| What you should do |
Leave every picture out, and write out the remaining entries exactly.

| Items from an interface collection |
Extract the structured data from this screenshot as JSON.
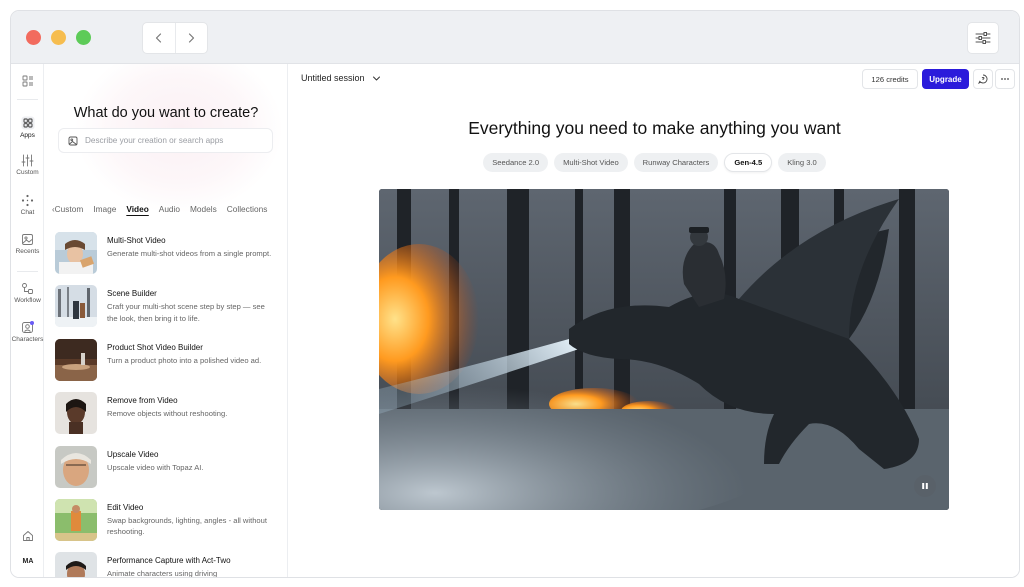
{
  "colors": {
    "accent": "#2b1bdb",
    "traffic_red": "#f26b5e",
    "traffic_yellow": "#f6bd4f",
    "traffic_green": "#5dcb58",
    "notification_dot": "#6b5cf6"
  },
  "titlebar": {
    "back_icon": "chevron-left-icon",
    "forward_icon": "chevron-right-icon",
    "settings_icon": "sliders-icon"
  },
  "rail": {
    "items": [
      {
        "label": "",
        "icon": "layout-icon"
      },
      {
        "label": "Apps",
        "icon": "apps-grid-icon"
      },
      {
        "label": "Custom",
        "icon": "sliders-vertical-icon"
      },
      {
        "label": "Chat",
        "icon": "sparkle-icon"
      },
      {
        "label": "Recents",
        "icon": "images-icon"
      },
      {
        "label": "Workflow",
        "icon": "workflow-icon"
      },
      {
        "label": "Characters",
        "icon": "character-icon"
      }
    ],
    "home_icon": "home-icon",
    "avatar_initials": "MA"
  },
  "panel": {
    "title": "What do you want to create?",
    "search_placeholder": "Describe your creation or search apps",
    "tabs": [
      "Custom",
      "Image",
      "Video",
      "Audio",
      "Models",
      "Collections"
    ],
    "active_tab": "Video",
    "apps": [
      {
        "name": "Multi-Shot Video",
        "desc": "Generate multi-shot videos from a single prompt."
      },
      {
        "name": "Scene Builder",
        "desc": "Craft your multi-shot scene step by step — see the look, then bring it to life."
      },
      {
        "name": "Product Shot Video Builder",
        "desc": "Turn a product photo into a polished video ad."
      },
      {
        "name": "Remove from Video",
        "desc": "Remove objects without reshooting."
      },
      {
        "name": "Upscale Video",
        "desc": "Upscale video with Topaz AI."
      },
      {
        "name": "Edit Video",
        "desc": "Swap backgrounds, lighting, angles - all without reshooting."
      },
      {
        "name": "Performance Capture with Act-Two",
        "desc": "Animate characters using driving"
      }
    ]
  },
  "main": {
    "session_title": "Untitled session",
    "credits": "126 credits",
    "upgrade_label": "Upgrade",
    "headline": "Everything you need to make anything you want",
    "models": [
      "Seedance 2.0",
      "Multi-Shot Video",
      "Runway Characters",
      "Gen-4.5",
      "Kling 3.0"
    ],
    "active_model": "Gen-4.5",
    "video_playing": true
  }
}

| Answer box |
Extract the structured data from this screenshot as JSON.
{
  "colors": {
    "accent": "#2b1bdb",
    "traffic_red": "#f26b5e",
    "traffic_yellow": "#f6bd4f",
    "traffic_green": "#5dcb58",
    "notification_dot": "#6b5cf6"
  },
  "titlebar": {
    "back_icon": "chevron-left-icon",
    "forward_icon": "chevron-right-icon",
    "settings_icon": "sliders-icon"
  },
  "rail": {
    "items": [
      {
        "label": "",
        "icon": "layout-icon"
      },
      {
        "label": "Apps",
        "icon": "apps-grid-icon"
      },
      {
        "label": "Custom",
        "icon": "sliders-vertical-icon"
      },
      {
        "label": "Chat",
        "icon": "sparkle-icon"
      },
      {
        "label": "Recents",
        "icon": "images-icon"
      },
      {
        "label": "Workflow",
        "icon": "workflow-icon"
      },
      {
        "label": "Characters",
        "icon": "character-icon"
      }
    ],
    "home_icon": "home-icon",
    "avatar_initials": "MA"
  },
  "panel": {
    "title": "What do you want to create?",
    "search_placeholder": "Describe your creation or search apps",
    "tabs": [
      "Custom",
      "Image",
      "Video",
      "Audio",
      "Models",
      "Collections"
    ],
    "active_tab": "Video",
    "apps": [
      {
        "name": "Multi-Shot Video",
        "desc": "Generate multi-shot videos from a single prompt."
      },
      {
        "name": "Scene Builder",
        "desc": "Craft your multi-shot scene step by step — see the look, then bring it to life."
      },
      {
        "name": "Product Shot Video Builder",
        "desc": "Turn a product photo into a polished video ad."
      },
      {
        "name": "Remove from Video",
        "desc": "Remove objects without reshooting."
      },
      {
        "name": "Upscale Video",
        "desc": "Upscale video with Topaz AI."
      },
      {
        "name": "Edit Video",
        "desc": "Swap backgrounds, lighting, angles - all without reshooting."
      },
      {
        "name": "Performance Capture with Act-Two",
        "desc": "Animate characters using driving"
      }
    ]
  },
  "main": {
    "session_title": "Untitled session",
    "credits": "126 credits",
    "upgrade_label": "Upgrade",
    "headline": "Everything you need to make anything you want",
    "models": [
      "Seedance 2.0",
      "Multi-Shot Video",
      "Runway Characters",
      "Gen-4.5",
      "Kling 3.0"
    ],
    "active_model": "Gen-4.5",
    "video_playing": true
  }
}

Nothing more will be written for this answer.